“The USOC does not have athletes,” answered Gary Johansen — speaking to the reality that, except during the Olympics, athletes technically fall under the umbrella of their individual sports.

Lyons said that mindset will change.

“We do hold ourselves responsible, and if there’s a failing, it’s from not properly exercising our authority,” she said.

One of the best examples of the USOC using that authority has been the top-to-bottom housecleaning it demanded from USA Gymnastics.

Most news about the federation’s changes, however, has been delivered in long news releases. Wednesday marked the first time Perry has made public comments since her hiring in December. She left after the hearing without taking questions.

“I’m glad you’re here today, but a lot of people have wanted to hear from you since you took the job,” Dingell said.

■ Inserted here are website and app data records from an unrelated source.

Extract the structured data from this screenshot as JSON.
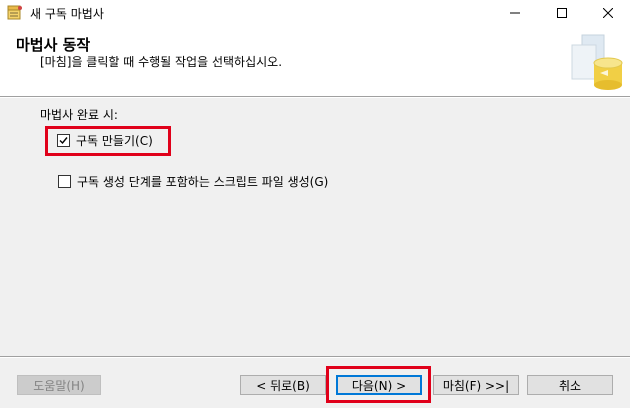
{
  "window": {
    "title": "새 구독 마법사",
    "icons": [
      "wizard-app-icon",
      "minimize-icon",
      "maximize-icon",
      "close-icon"
    ]
  },
  "header": {
    "title": "마법사 동작",
    "subtitle": "[마침]을 클릭할 때 수행될 작업을 선택하십시오.",
    "art_icon": "database-wizard-icon"
  },
  "content": {
    "group_label": "마법사 완료 시:",
    "options": [
      {
        "label": "구독 만들기(C)",
        "checked": true
      },
      {
        "label": "구독 생성 단계를 포함하는 스크립트 파일 생성(G)",
        "checked": false
      }
    ]
  },
  "buttons": {
    "help": "도움말(H)",
    "back": "< 뒤로(B)",
    "next": "다음(N) >",
    "finish": "마침(F) >>|",
    "cancel": "취소"
  },
  "colors": {
    "highlight": "#e0001a",
    "focus": "#0078d7",
    "content_bg": "#f0f0f0"
  }
}
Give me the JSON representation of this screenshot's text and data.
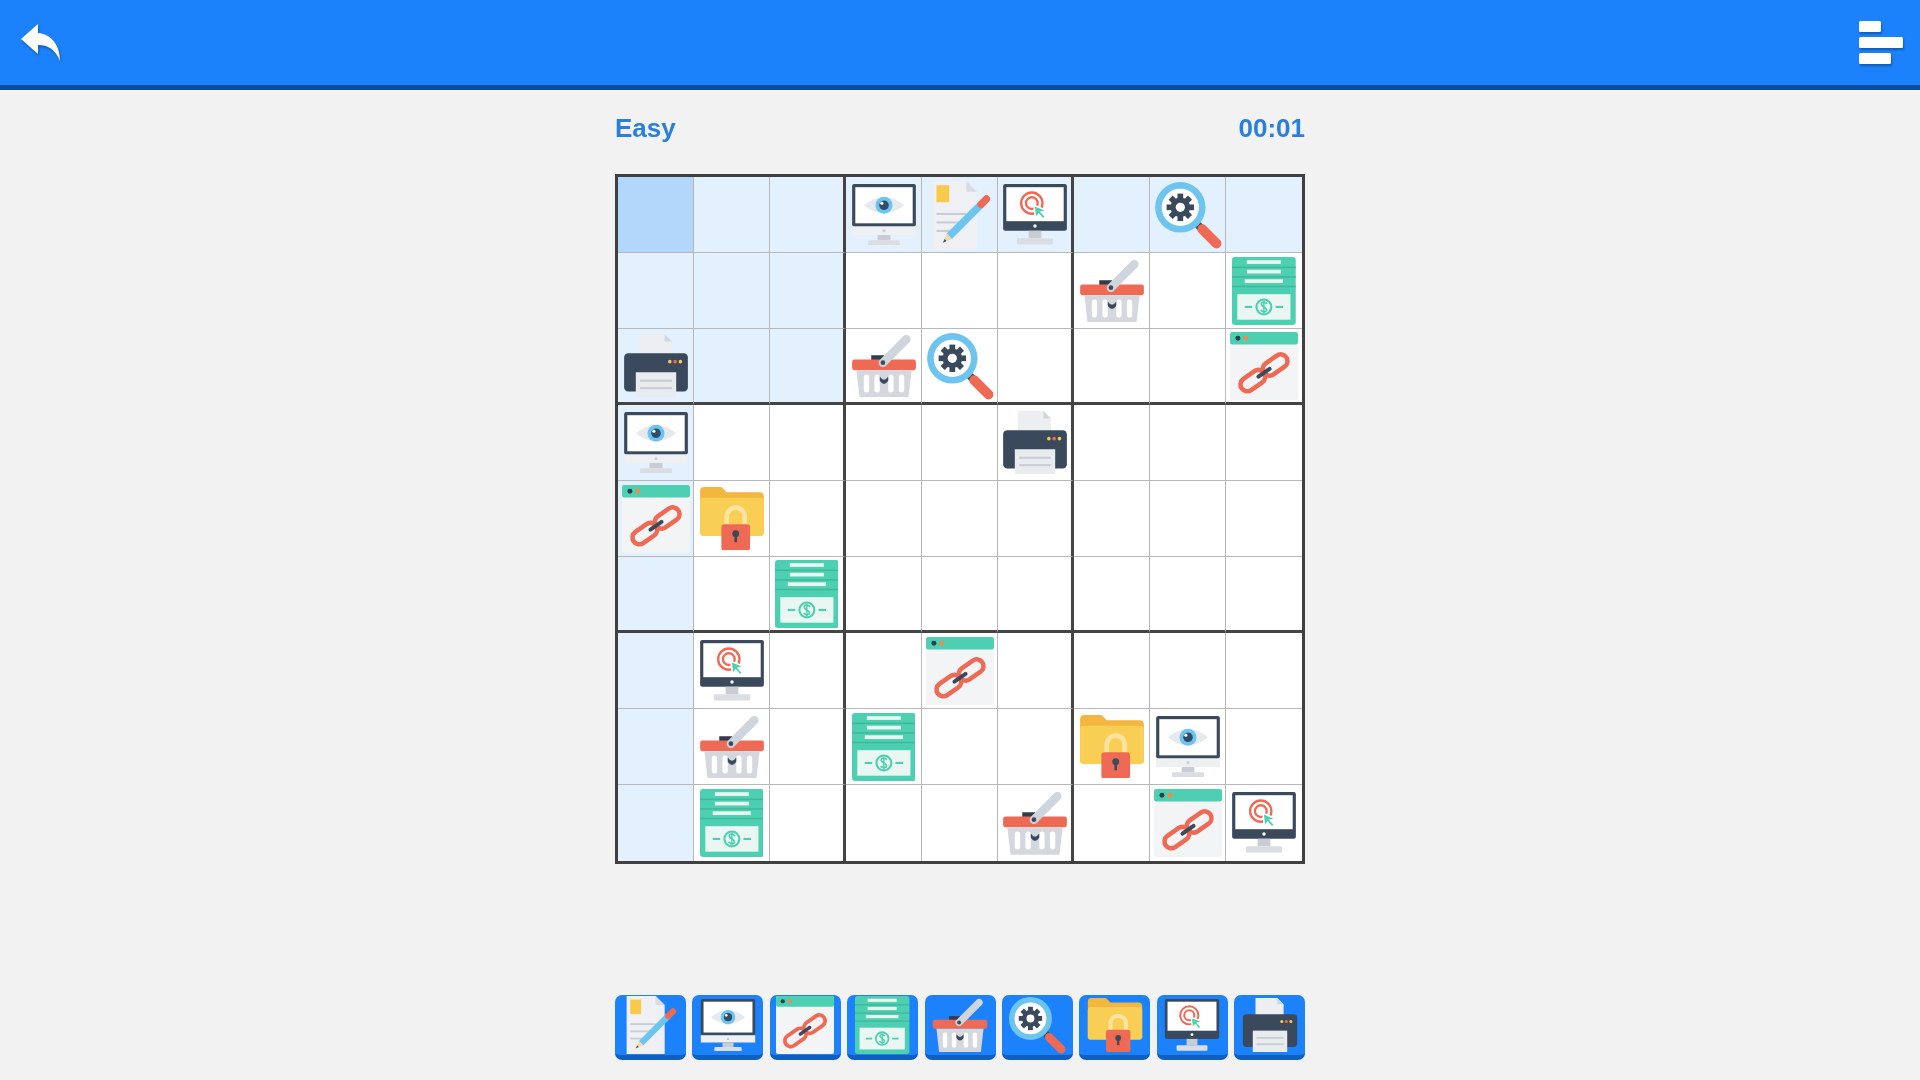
{
  "difficulty": "Easy",
  "timer": "00:01",
  "grid": {
    "rows": [
      {
        "cells": [
          {
            "kind": "empty",
            "selected": true,
            "highlighted": true
          },
          {
            "kind": "empty",
            "selected": false,
            "highlighted": true
          },
          {
            "kind": "empty",
            "selected": false,
            "highlighted": true
          },
          {
            "kind": "eye",
            "selected": false,
            "highlighted": true
          },
          {
            "kind": "document",
            "selected": false,
            "highlighted": true
          },
          {
            "kind": "target",
            "selected": false,
            "highlighted": true
          },
          {
            "kind": "empty",
            "selected": false,
            "highlighted": true
          },
          {
            "kind": "gear",
            "selected": false,
            "highlighted": true
          },
          {
            "kind": "empty",
            "selected": false,
            "highlighted": true
          }
        ]
      },
      {
        "cells": [
          {
            "kind": "empty",
            "selected": false,
            "highlighted": true
          },
          {
            "kind": "empty",
            "selected": false,
            "highlighted": true
          },
          {
            "kind": "empty",
            "selected": false,
            "highlighted": true
          },
          {
            "kind": "empty",
            "selected": false,
            "highlighted": false
          },
          {
            "kind": "empty",
            "selected": false,
            "highlighted": false
          },
          {
            "kind": "empty",
            "selected": false,
            "highlighted": false
          },
          {
            "kind": "basket",
            "selected": false,
            "highlighted": false
          },
          {
            "kind": "empty",
            "selected": false,
            "highlighted": false
          },
          {
            "kind": "cash",
            "selected": false,
            "highlighted": false
          }
        ]
      },
      {
        "cells": [
          {
            "kind": "printer",
            "selected": false,
            "highlighted": true
          },
          {
            "kind": "empty",
            "selected": false,
            "highlighted": true
          },
          {
            "kind": "empty",
            "selected": false,
            "highlighted": true
          },
          {
            "kind": "basket",
            "selected": false,
            "highlighted": false
          },
          {
            "kind": "gear",
            "selected": false,
            "highlighted": false
          },
          {
            "kind": "empty",
            "selected": false,
            "highlighted": false
          },
          {
            "kind": "empty",
            "selected": false,
            "highlighted": false
          },
          {
            "kind": "empty",
            "selected": false,
            "highlighted": false
          },
          {
            "kind": "link",
            "selected": false,
            "highlighted": false
          }
        ]
      },
      {
        "cells": [
          {
            "kind": "eye",
            "selected": false,
            "highlighted": true
          },
          {
            "kind": "empty",
            "selected": false,
            "highlighted": false
          },
          {
            "kind": "empty",
            "selected": false,
            "highlighted": false
          },
          {
            "kind": "empty",
            "selected": false,
            "highlighted": false
          },
          {
            "kind": "empty",
            "selected": false,
            "highlighted": false
          },
          {
            "kind": "printer",
            "selected": false,
            "highlighted": false
          },
          {
            "kind": "empty",
            "selected": false,
            "highlighted": false
          },
          {
            "kind": "empty",
            "selected": false,
            "highlighted": false
          },
          {
            "kind": "empty",
            "selected": false,
            "highlighted": false
          }
        ]
      },
      {
        "cells": [
          {
            "kind": "link",
            "selected": false,
            "highlighted": true
          },
          {
            "kind": "folder",
            "selected": false,
            "highlighted": false
          },
          {
            "kind": "empty",
            "selected": false,
            "highlighted": false
          },
          {
            "kind": "empty",
            "selected": false,
            "highlighted": false
          },
          {
            "kind": "empty",
            "selected": false,
            "highlighted": false
          },
          {
            "kind": "empty",
            "selected": false,
            "highlighted": false
          },
          {
            "kind": "empty",
            "selected": false,
            "highlighted": false
          },
          {
            "kind": "empty",
            "selected": false,
            "highlighted": false
          },
          {
            "kind": "empty",
            "selected": false,
            "highlighted": false
          }
        ]
      },
      {
        "cells": [
          {
            "kind": "empty",
            "selected": false,
            "highlighted": true
          },
          {
            "kind": "empty",
            "selected": false,
            "highlighted": false
          },
          {
            "kind": "cash",
            "selected": false,
            "highlighted": false
          },
          {
            "kind": "empty",
            "selected": false,
            "highlighted": false
          },
          {
            "kind": "empty",
            "selected": false,
            "highlighted": false
          },
          {
            "kind": "empty",
            "selected": false,
            "highlighted": false
          },
          {
            "kind": "empty",
            "selected": false,
            "highlighted": false
          },
          {
            "kind": "empty",
            "selected": false,
            "highlighted": false
          },
          {
            "kind": "empty",
            "selected": false,
            "highlighted": false
          }
        ]
      },
      {
        "cells": [
          {
            "kind": "empty",
            "selected": false,
            "highlighted": true
          },
          {
            "kind": "target",
            "selected": false,
            "highlighted": false
          },
          {
            "kind": "empty",
            "selected": false,
            "highlighted": false
          },
          {
            "kind": "empty",
            "selected": false,
            "highlighted": false
          },
          {
            "kind": "link",
            "selected": false,
            "highlighted": false
          },
          {
            "kind": "empty",
            "selected": false,
            "highlighted": false
          },
          {
            "kind": "empty",
            "selected": false,
            "highlighted": false
          },
          {
            "kind": "empty",
            "selected": false,
            "highlighted": false
          },
          {
            "kind": "empty",
            "selected": false,
            "highlighted": false
          }
        ]
      },
      {
        "cells": [
          {
            "kind": "empty",
            "selected": false,
            "highlighted": true
          },
          {
            "kind": "basket",
            "selected": false,
            "highlighted": false
          },
          {
            "kind": "empty",
            "selected": false,
            "highlighted": false
          },
          {
            "kind": "cash",
            "selected": false,
            "highlighted": false
          },
          {
            "kind": "empty",
            "selected": false,
            "highlighted": false
          },
          {
            "kind": "empty",
            "selected": false,
            "highlighted": false
          },
          {
            "kind": "folder",
            "selected": false,
            "highlighted": false
          },
          {
            "kind": "eye",
            "selected": false,
            "highlighted": false
          },
          {
            "kind": "empty",
            "selected": false,
            "highlighted": false
          }
        ]
      },
      {
        "cells": [
          {
            "kind": "empty",
            "selected": false,
            "highlighted": true
          },
          {
            "kind": "cash",
            "selected": false,
            "highlighted": false
          },
          {
            "kind": "empty",
            "selected": false,
            "highlighted": false
          },
          {
            "kind": "empty",
            "selected": false,
            "highlighted": false
          },
          {
            "kind": "empty",
            "selected": false,
            "highlighted": false
          },
          {
            "kind": "basket",
            "selected": false,
            "highlighted": false
          },
          {
            "kind": "empty",
            "selected": false,
            "highlighted": false
          },
          {
            "kind": "link",
            "selected": false,
            "highlighted": false
          },
          {
            "kind": "target",
            "selected": false,
            "highlighted": false
          }
        ]
      }
    ]
  },
  "palette": [
    {
      "kind": "document"
    },
    {
      "kind": "eye"
    },
    {
      "kind": "link"
    },
    {
      "kind": "cash"
    },
    {
      "kind": "basket"
    },
    {
      "kind": "gear"
    },
    {
      "kind": "folder"
    },
    {
      "kind": "target"
    },
    {
      "kind": "printer"
    }
  ]
}
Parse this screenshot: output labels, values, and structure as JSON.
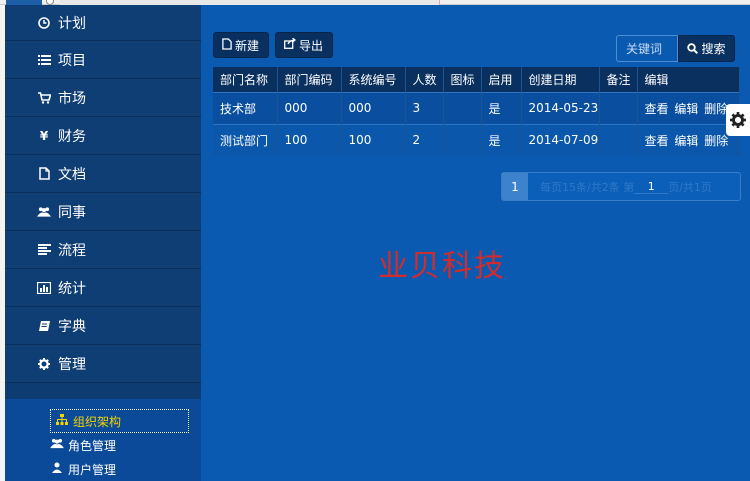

But Dingell didn’t really like what she heard — “I don’t hear a sense of urgency,” she said — and she was not alone.

“As compared to how much money a district attorney’s office has, or how much money a Title IX office has at a school, it’s not in the same ballpark at all,” Nancy Hogshead-Makar, Olympic swimmer and outspoken critic of the USOC’s efforts, said of the SafeSport budget. “Shellie desperately needs more money.”

OlympicTalk is on Apple News. Favorite us!

MORE: Rhonda Faehn, women’s program head, ‘no longer with USA Gymnastics’

Lindsey Vonn, Ronda Rousey among athletes featured on Shark Week

AP
Leave a comment

Olympic medalists Lindsey Vonn and Ronda Rousey headline an athlete roster appearing on Discovery Channel’s Shark Week in two months.

They follow Michael Phelps‘ much talked about Shark Week shows last year.

Vonn will appear on a show called “Monster Tag.” Green Bay Packers quarterback Aaron Rodgers and New England Patriots tight end Rob Gronkowski are also included.

They “will join forces with top shark scientists to learn crucial information about the ocean’s top predators,” according to Discovery Channel.

Rousey, a 2008 Olympic judo bronze medalist, will dive with a mako shark in “Uncaged: Shark vs. Ronda Rousey.” The title is similar to “Phelps vs. Shark: Great Gold vs. Great White” from last year.

“First, Rousey, in a cage, dives into the ring with several lightweight shark species in the waters off Fiji and then moves onto the main event in New Zealand where she’ll ‘free dive uncaged’ with the heavyweight mako shark,” according to Discovery Channel.

More on Shark Week from Discovery Channel is here.

OlympicTalk is on Apple News. Favorite us!

MORE: Vonn’s proposal to race men tabled